Maurie Markman, MD, President, Medicine & Science at CTCA.

This page was updated on November 04, 2020.

BRCA1 and BRCA2

What are BRCA1 and BRCA2?

The BRCA1 and BRCA2 genes produce tumor suppressor proteins, which work to repair damaged DNA. Although both genes essentially perform the same function, they work at different stages in DNA repair. When the BRCA1 and BRCA2 genes undergo a harmful mutation, they may no longer be able to repair DNA damage properly and may even stimulate more harmful mutations that in some cases lead to cancer and other diseases.

These mutations to the BRCA1 and BRCA2 genes are inherited, either from a person's mother or father, and they're linked to an increased risk for several types of cancermost notably, female breast and ovarian cancer. According to the National Cancer Institute, increased risk for these diseases is outlined below:

Breast cancer

  • An estimated 12 percent of women in the general population will develop breast cancer at some point in their lives.
  • An estimated 72 percent of women who inherit a harmful BRCA1 mutation and 69 percent of women who inherit a harmful BRCA2 mutation will develop the disease by age 80.

Ovarian cancer

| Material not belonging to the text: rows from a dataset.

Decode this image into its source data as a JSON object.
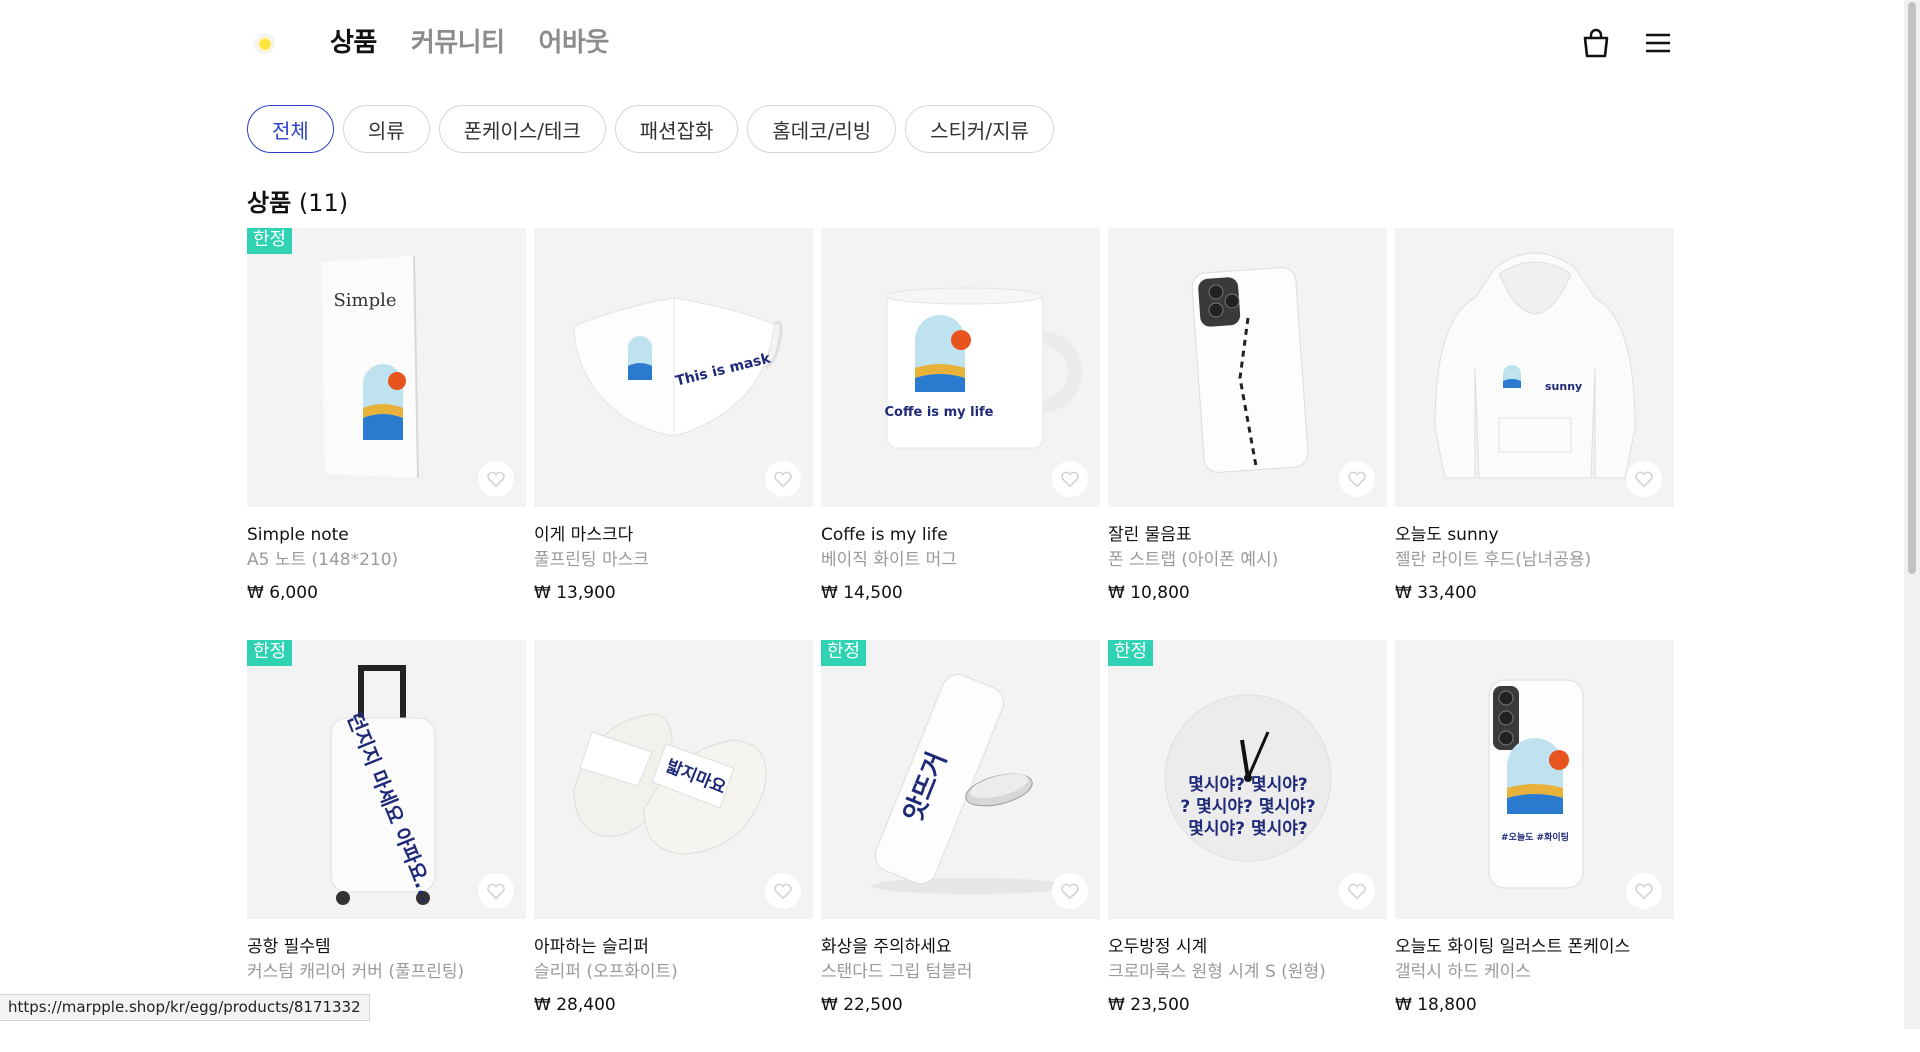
{
  "nav": {
    "items": [
      "상품",
      "커뮤니티",
      "어바웃"
    ],
    "active": "상품"
  },
  "header_icons": [
    "shopping-bag-icon",
    "menu-icon"
  ],
  "categories": [
    "전체",
    "의류",
    "폰케이스/테크",
    "패션잡화",
    "홈데코/리빙",
    "스티커/지류"
  ],
  "active_category": "전체",
  "section": {
    "title": "상품",
    "count": "(11)"
  },
  "products": [
    {
      "badge": "한정",
      "name": "Simple note",
      "sub": "A5 노트 (148*210)",
      "price": "₩ 6,000",
      "art_text": "Simple"
    },
    {
      "badge": "",
      "name": "이게 마스크다",
      "sub": "풀프린팅 마스크",
      "price": "₩ 13,900",
      "art_text": "This is mask"
    },
    {
      "badge": "",
      "name": "Coffe is my life",
      "sub": "베이직 화이트 머그",
      "price": "₩ 14,500",
      "art_text": "Coffe is my life"
    },
    {
      "badge": "",
      "name": "잘린 물음표",
      "sub": "폰 스트랩 (아이폰 예시)",
      "price": "₩ 10,800",
      "art_text": ""
    },
    {
      "badge": "",
      "name": "오늘도 sunny",
      "sub": "젤란 라이트 후드(남녀공용)",
      "price": "₩ 33,400",
      "art_text": "sunny"
    },
    {
      "badge": "한정",
      "name": "공항 필수템",
      "sub": "커스텀 캐리어 커버 (풀프린팅)",
      "price": "",
      "art_text": "던지지 마세요 아파요..."
    },
    {
      "badge": "",
      "name": "아파하는 슬리퍼",
      "sub": "슬리퍼 (오프화이트)",
      "price": "₩ 28,400",
      "art_text": "밟지마요"
    },
    {
      "badge": "한정",
      "name": "화상을 주의하세요",
      "sub": "스탠다드 그립 텀블러",
      "price": "₩ 22,500",
      "art_text": "앗뜨거"
    },
    {
      "badge": "한정",
      "name": "오두방정 시계",
      "sub": "크로마룩스 원형 시계 S (원형)",
      "price": "₩ 23,500",
      "art_text": "몇시야? 몇시야?"
    },
    {
      "badge": "",
      "name": "오늘도 화이팅 일러스트 폰케이스",
      "sub": "갤럭시 하드 케이스",
      "price": "₩ 18,800",
      "art_text": "#오늘도 #화이팅"
    }
  ],
  "status_url": "https://marpple.shop/kr/egg/products/8171332",
  "colors": {
    "accent": "#2b3fc9",
    "badge": "#2fd3b4",
    "navy": "#1e2a78"
  }
}
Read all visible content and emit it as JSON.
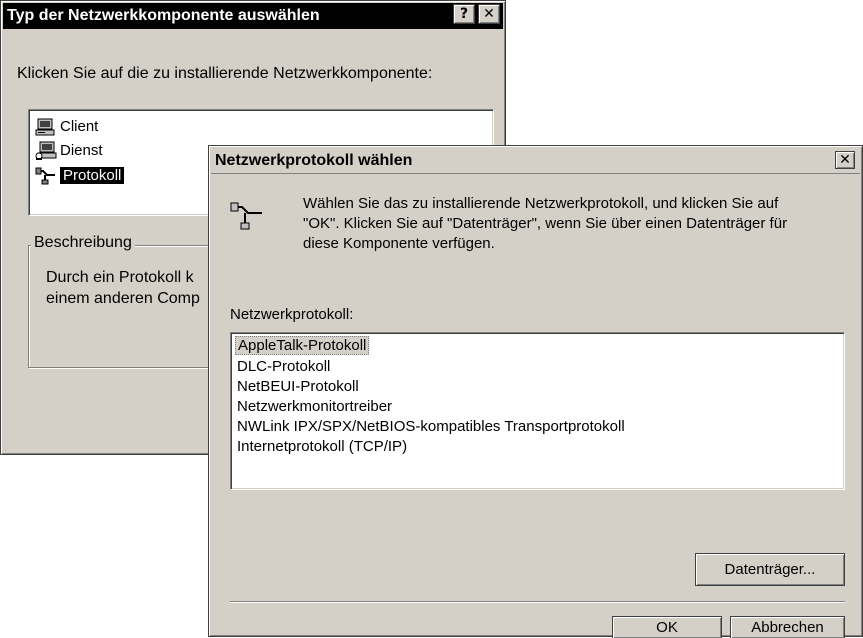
{
  "back_dialog": {
    "title": "Typ der Netzwerkkomponente auswählen",
    "help_glyph": "?",
    "close_glyph": "✕",
    "instruction": "Klicken Sie auf die zu installierende Netzwerkkomponente:",
    "components": [
      {
        "label": "Client",
        "icon": "computer-icon"
      },
      {
        "label": "Dienst",
        "icon": "service-computer-icon"
      },
      {
        "label": "Protokoll",
        "icon": "network-plug-icon",
        "selected": true
      }
    ],
    "description_label": "Beschreibung",
    "description_line1": "Durch ein Protokoll k",
    "description_line2": "einem anderen Comp"
  },
  "front_dialog": {
    "title": "Netzwerkprotokoll wählen",
    "close_glyph": "✕",
    "intro_line1": "Wählen Sie das zu installierende Netzwerkprotokoll, und klicken Sie auf",
    "intro_line2": "\"OK\". Klicken Sie auf \"Datenträger\", wenn Sie über einen Datenträger für",
    "intro_line3": "diese Komponente verfügen.",
    "list_label": "Netzwerkprotokoll:",
    "protocols": [
      "AppleTalk-Protokoll",
      "DLC-Protokoll",
      "NetBEUI-Protokoll",
      "Netzwerkmonitortreiber",
      "NWLink IPX/SPX/NetBIOS-kompatibles Transportprotokoll",
      "Internetprotokoll (TCP/IP)"
    ],
    "selected_protocol": "AppleTalk-Protokoll",
    "disk_button": "Datenträger...",
    "ok_button": "OK",
    "cancel_button": "Abbrechen"
  }
}
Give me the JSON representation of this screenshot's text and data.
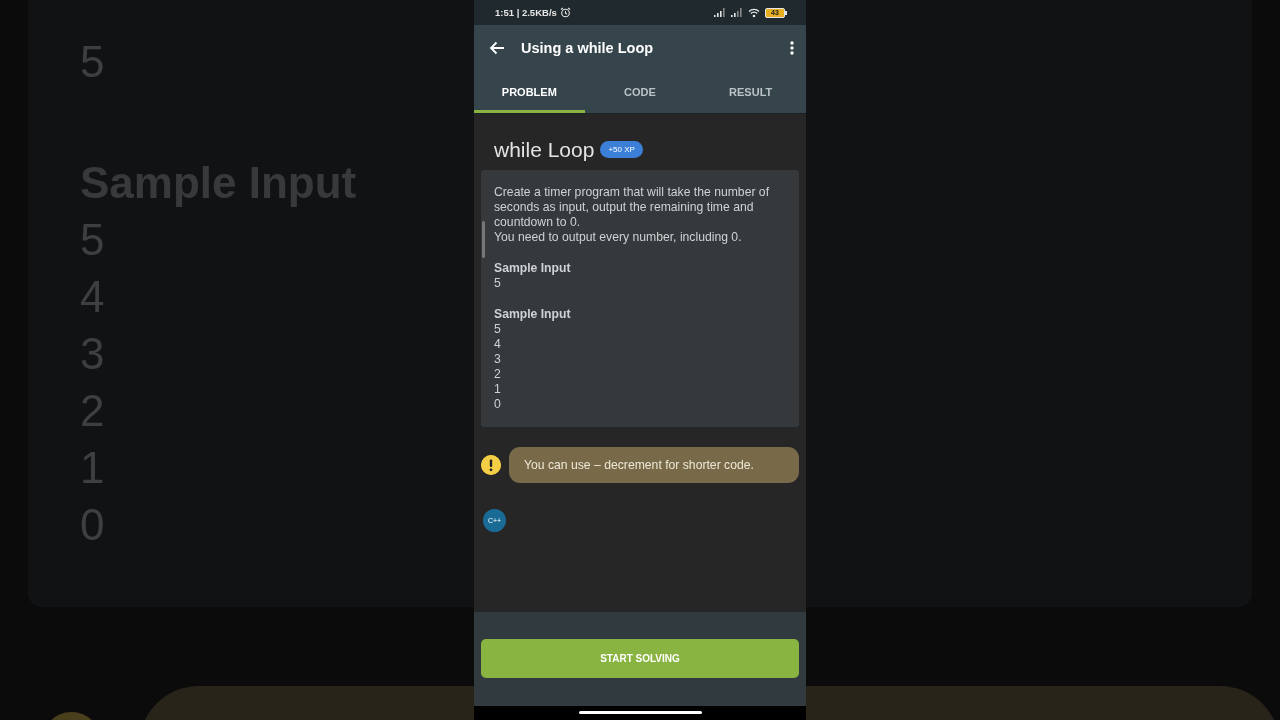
{
  "backdrop": {
    "lines": [
      {
        "kind": "value",
        "text": "5"
      },
      {
        "kind": "heading",
        "text": "Sample Input"
      },
      {
        "kind": "value",
        "text": "5"
      },
      {
        "kind": "value",
        "text": "4"
      },
      {
        "kind": "value",
        "text": "3"
      },
      {
        "kind": "value",
        "text": "2"
      },
      {
        "kind": "value",
        "text": "1"
      },
      {
        "kind": "value",
        "text": "0"
      }
    ]
  },
  "status_bar": {
    "time": "1:51 | 2.5KB/s",
    "battery": "43"
  },
  "app_bar": {
    "title": "Using a while Loop"
  },
  "tabs": [
    {
      "label": "PROBLEM",
      "selected": true
    },
    {
      "label": "CODE",
      "selected": false
    },
    {
      "label": "RESULT",
      "selected": false
    }
  ],
  "lesson": {
    "title": "while Loop",
    "xp_badge": "+50 XP",
    "description": [
      "Create a timer program that will take the number of seconds as input, output the remaining time and countdown to 0.",
      "You need to output every number, including 0."
    ],
    "samples": [
      {
        "heading": "Sample Input",
        "lines": [
          "5"
        ]
      },
      {
        "heading": "Sample Input",
        "lines": [
          "5",
          "4",
          "3",
          "2",
          "1",
          "0"
        ]
      }
    ]
  },
  "hint": {
    "text": "You can use – decrement for shorter code."
  },
  "language_badge": "C++",
  "primary_button": "START SOLVING"
}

  • An estimated 44 percent of women who inherit a harmful BRCA1 mutation and 17 percent of women who inherit a harmful BRCA2 mutation will develop the disease by age 80.

Does ethnicity affect risk for harmful BRCA1 and BRCA2 mutations?

Certain ethnic populations have a higher prevalence of harmful BRCA1 and BRCA2 mutations than others. In the United States, for example, people of Ashkenazi Jewish descent have a markedly higher incidence of these mutations than the rest of the population.

Who should be tested for BRCA1 and BRCA2 mutations?

The United States Preventive Services Task Force recommends that women with a family history of breast, ovarian, fallopian tube or peritoneal cancer undergo testing. Factors that may increase the risk of these mutations include:

  • A personal or famliy history of breast or ovarian cancer
  • A breast cancer diagnosis before the age of 50
  • Ashkenazi Jewish ethnicity

Genetic tests are available to look for known harmful mutations in the BRCA1 and BRCA2 genes. A positive result on these tests indicates a known harmful mutation was found on one of these genes. A negative result means no known harmful mutations were found, although it is possible for one to go undetected. A negative result may also mean the person has a mutation that hasn't been identified yet.

How can you manage cancer risk if you have a BRCA1 or BRCA2 mutation?

More frequent screenings starting at younger ages are the first steps to managing cancer risk when a harmful BRCA1 or BRCA2 mutation is identified. Other forms of management may include:

  • Prophylactic surgery, which removes as much of the "at-risk" tissue as possible
  • Chemoprevention, which uses certain drugs to try to reduce the risk of cancer development